__Aim of the task__. Each record below should be returned exactly, with its pictures left out.

__Exercise data__.
= = = = = = =
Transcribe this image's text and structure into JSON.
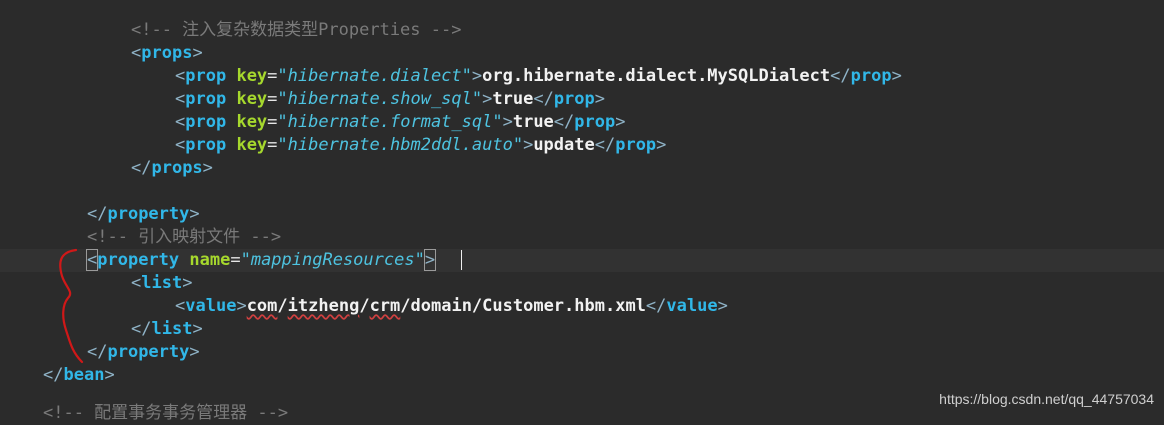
{
  "editor": {
    "line1": {
      "comment": "<!-- 注入复杂数据类型Properties -->"
    },
    "line2": {
      "tag": "props"
    },
    "line3": {
      "tag": "prop",
      "attr": "key",
      "value": "\"hibernate.dialect\"",
      "text": "org.hibernate.dialect.MySQLDialect"
    },
    "line4": {
      "tag": "prop",
      "attr": "key",
      "value": "\"hibernate.show_sql\"",
      "text": "true"
    },
    "line5": {
      "tag": "prop",
      "attr": "key",
      "value": "\"hibernate.format_sql\"",
      "text": "true"
    },
    "line6": {
      "tag": "prop",
      "attr": "key",
      "value": "\"hibernate.hbm2ddl.auto\"",
      "text": "update"
    },
    "line7": {
      "tag": "props"
    },
    "line9": {
      "tag": "property"
    },
    "line10": {
      "comment": "<!-- 引入映射文件 -->"
    },
    "line11": {
      "tag": "property",
      "attr": "name",
      "value": "\"mappingResources\""
    },
    "line12": {
      "tag": "list"
    },
    "line13": {
      "tag": "value",
      "text_parts": [
        "com",
        "/",
        "itzheng",
        "/",
        "crm",
        "/domain/Customer.hbm.xml"
      ]
    },
    "line14": {
      "tag": "list"
    },
    "line15": {
      "tag": "property"
    },
    "line16": {
      "tag": "bean"
    },
    "line17": {
      "comment": "<!-- 配置事务事务管理器 -->"
    }
  },
  "watermark": "https://blog.csdn.net/qq_44757034",
  "colors": {
    "background": "#2b2b2b",
    "tag": "#31b7e8",
    "attribute": "#a6d82d",
    "attribute_value": "#4ec3e0",
    "comment": "#7a7a7a",
    "annotation": "#d01818"
  }
}
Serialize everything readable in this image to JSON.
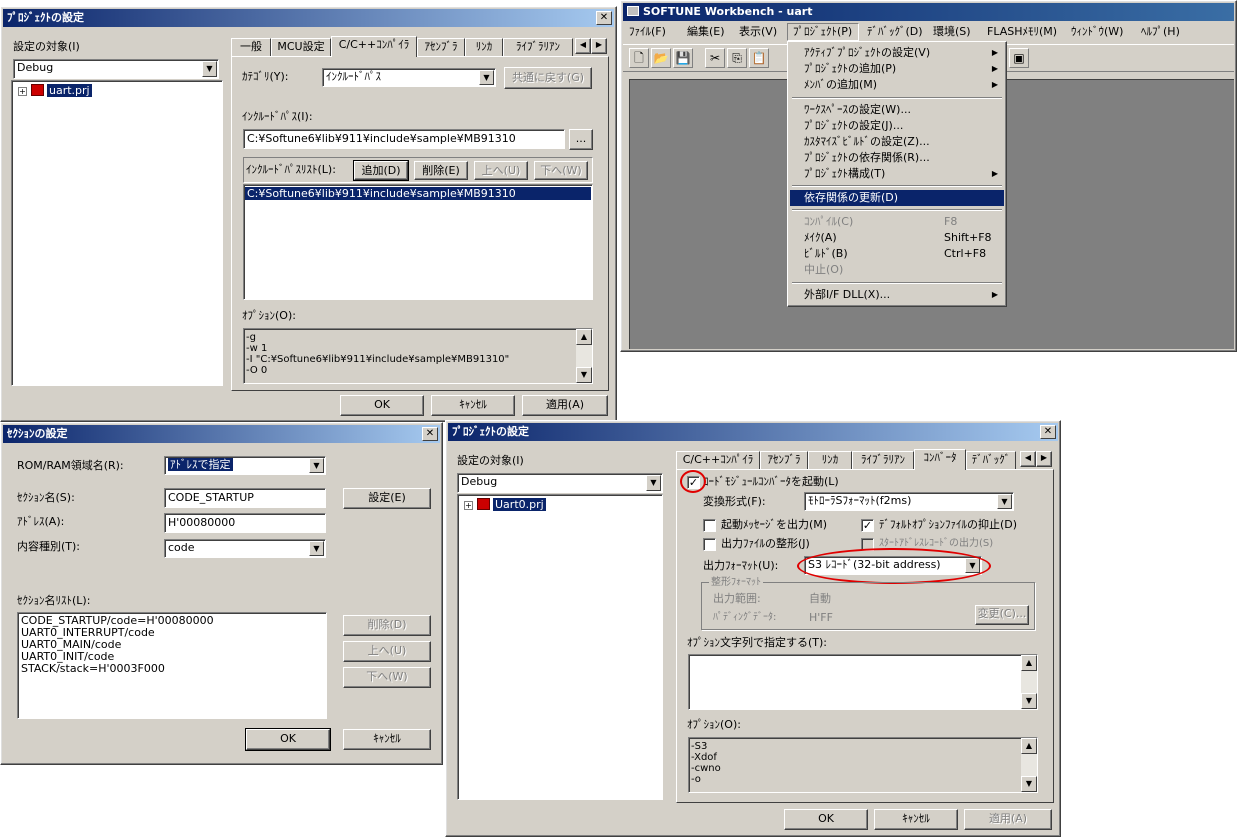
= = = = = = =
__Output of the task__.
Transcribe this image's text and structure into JSON.
{
  "editor": {
    "line1": {
      "comment": "<!-- 注入复杂数据类型Properties -->"
    },
    "line2": {
      "tag": "props"
    },
    "line3": {
      "tag": "prop",
      "attr": "key",
      "value": "\"hibernate.dialect\"",
      "text": "org.hibernate.dialect.MySQLDialect"
    },
    "line4": {
      "tag": "prop",
      "attr": "key",
      "value": "\"hibernate.show_sql\"",
      "text": "true"
    },
    "line5": {
      "tag": "prop",
      "attr": "key",
      "value": "\"hibernate.format_sql\"",
      "text": "true"
    },
    "line6": {
      "tag": "prop",
      "attr": "key",
      "value": "\"hibernate.hbm2ddl.auto\"",
      "text": "update"
    },
    "line7": {
      "tag": "props"
    },
    "line9": {
      "tag": "property"
    },
    "line10": {
      "comment": "<!-- 引入映射文件 -->"
    },
    "line11": {
      "tag": "property",
      "attr": "name",
      "value": "\"mappingResources\""
    },
    "line12": {
      "tag": "list"
    },
    "line13": {
      "tag": "value",
      "text_parts": [
        "com",
        "/",
        "itzheng",
        "/",
        "crm",
        "/domain/Customer.hbm.xml"
      ]
    },
    "line14": {
      "tag": "list"
    },
    "line15": {
      "tag": "property"
    },
    "line16": {
      "tag": "bean"
    },
    "line17": {
      "comment": "<!-- 配置事务事务管理器 -->"
    }
  },
  "watermark": "https://blog.csdn.net/qq_44757034",
  "colors": {
    "background": "#2b2b2b",
    "tag": "#31b7e8",
    "attribute": "#a6d82d",
    "attribute_value": "#4ec3e0",
    "comment": "#7a7a7a",
    "annotation": "#d01818"
  }
}
Serialize everything readable in this image to JSON.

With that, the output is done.